Jacob’s ability to galvanize his teammates and take advice in a pleasant manner, along with his high IQ — both on and off of the football field — paid major dividends in more ways that one as Milani was a four-time All-SOC I honoree between the gridiron and the diamond. In football alone, Milani earned All-SOC I honors three times, and in his senior season, Jacob earned All-SOC I accolades in both baseball and football.
Those accolades, however, didn’t even compare to what Milani did in the classroom. Not only did Milani serve as the President of the Spanish Club and the Key Club in addition to being class president, he was picked as the boys recipient of the Wendy’s High School Heisman for his school by obtaining a 4.0 GPA throughout his high school career. Fittingly, the hardworking leader was honored as the 2013 valedictorian upon his graduation from Notre Dame.
And according to Mader, it was all of those qualities that made Jacob Milani such a well-respected leader inside of all of the sports programs and activities that he was a part of while at Notre Dame High School.
“During high school, Jacob stepped up as an upperclassman, even though he didn’t play all four quarters of a basketball game,” Mader said. “He knew his role as a player and he made everyone around him better just because of his encouragement. His love for the game really spread to all of the younger kids, and even the older kids that were around him, because they looked up to him. Everything’s not great in life. Sometimes, you’ve got to work really hard to become great, and sometimes, you’ll come up short, but you’ve got to work even harder to make sure that it doesn’t happen. He took that in stride. If something wasn’t going his way, he made sure to basically work twice as hard so that he could achieve his end goal.”
At Ohio State, Milani was well on his way to accomplishing many of the goals that he had in high school. In order to graduate on time, Jacob — who by 2016 had a job as a pharmacy technician at a CVS Pharmacy in Columbus — took seven classes this past spring.
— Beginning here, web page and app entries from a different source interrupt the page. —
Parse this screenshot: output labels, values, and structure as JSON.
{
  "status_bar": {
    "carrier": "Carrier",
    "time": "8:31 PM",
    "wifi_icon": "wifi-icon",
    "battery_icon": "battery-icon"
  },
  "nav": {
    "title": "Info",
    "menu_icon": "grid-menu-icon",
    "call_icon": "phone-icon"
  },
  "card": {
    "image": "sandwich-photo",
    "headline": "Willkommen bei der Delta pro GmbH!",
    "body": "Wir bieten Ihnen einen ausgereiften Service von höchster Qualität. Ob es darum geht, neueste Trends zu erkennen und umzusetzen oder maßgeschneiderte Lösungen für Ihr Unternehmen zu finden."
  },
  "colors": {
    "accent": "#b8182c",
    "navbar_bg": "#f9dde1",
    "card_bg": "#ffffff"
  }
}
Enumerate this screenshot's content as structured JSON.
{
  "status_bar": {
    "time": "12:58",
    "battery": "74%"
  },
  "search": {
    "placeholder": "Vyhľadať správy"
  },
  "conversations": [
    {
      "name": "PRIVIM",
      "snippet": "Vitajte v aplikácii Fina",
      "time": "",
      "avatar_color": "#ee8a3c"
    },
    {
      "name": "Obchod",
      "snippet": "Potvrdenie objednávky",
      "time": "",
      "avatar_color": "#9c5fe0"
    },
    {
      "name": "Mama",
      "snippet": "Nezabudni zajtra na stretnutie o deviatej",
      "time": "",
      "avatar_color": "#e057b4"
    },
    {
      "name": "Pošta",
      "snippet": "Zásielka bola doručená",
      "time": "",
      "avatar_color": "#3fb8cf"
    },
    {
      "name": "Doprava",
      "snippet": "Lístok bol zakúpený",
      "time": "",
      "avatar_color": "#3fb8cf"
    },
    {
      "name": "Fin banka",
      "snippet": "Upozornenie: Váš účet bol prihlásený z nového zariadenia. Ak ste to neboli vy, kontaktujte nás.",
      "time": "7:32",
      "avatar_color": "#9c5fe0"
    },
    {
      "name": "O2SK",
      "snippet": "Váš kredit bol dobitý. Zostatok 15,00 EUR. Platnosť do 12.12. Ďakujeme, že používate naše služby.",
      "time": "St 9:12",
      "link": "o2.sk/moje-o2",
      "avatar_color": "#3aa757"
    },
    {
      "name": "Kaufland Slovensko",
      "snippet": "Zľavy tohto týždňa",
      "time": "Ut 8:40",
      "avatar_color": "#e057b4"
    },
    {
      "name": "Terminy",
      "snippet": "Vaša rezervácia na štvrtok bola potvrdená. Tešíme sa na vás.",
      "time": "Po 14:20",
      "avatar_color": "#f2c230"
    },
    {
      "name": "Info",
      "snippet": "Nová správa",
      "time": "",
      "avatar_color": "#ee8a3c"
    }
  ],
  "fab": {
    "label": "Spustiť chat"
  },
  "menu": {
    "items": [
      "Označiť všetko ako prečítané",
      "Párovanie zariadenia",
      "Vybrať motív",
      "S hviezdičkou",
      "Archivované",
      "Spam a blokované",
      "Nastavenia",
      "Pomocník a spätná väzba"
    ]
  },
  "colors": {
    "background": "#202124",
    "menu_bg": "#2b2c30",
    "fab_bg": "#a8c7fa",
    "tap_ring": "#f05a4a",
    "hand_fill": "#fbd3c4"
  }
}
“I was getting ready to graduate,” Milani said. “It had been a particularly difficult semester as far as classes were concerned because I was having to take seven classes in order to graduate on time. I was finally getting near the end of the road. I couldn’t wait to relax over the summer.”
Unfortunately, life, as it tends to do, can knock people to the canvas.
Look for Part Two of Jacob Milani’s story in an upcoming edition of the Portsmouth Daily Times.
Reach Kevin Colley at (740) 353-3101 ext. 1930 OR on Twitter @ColleyKevin7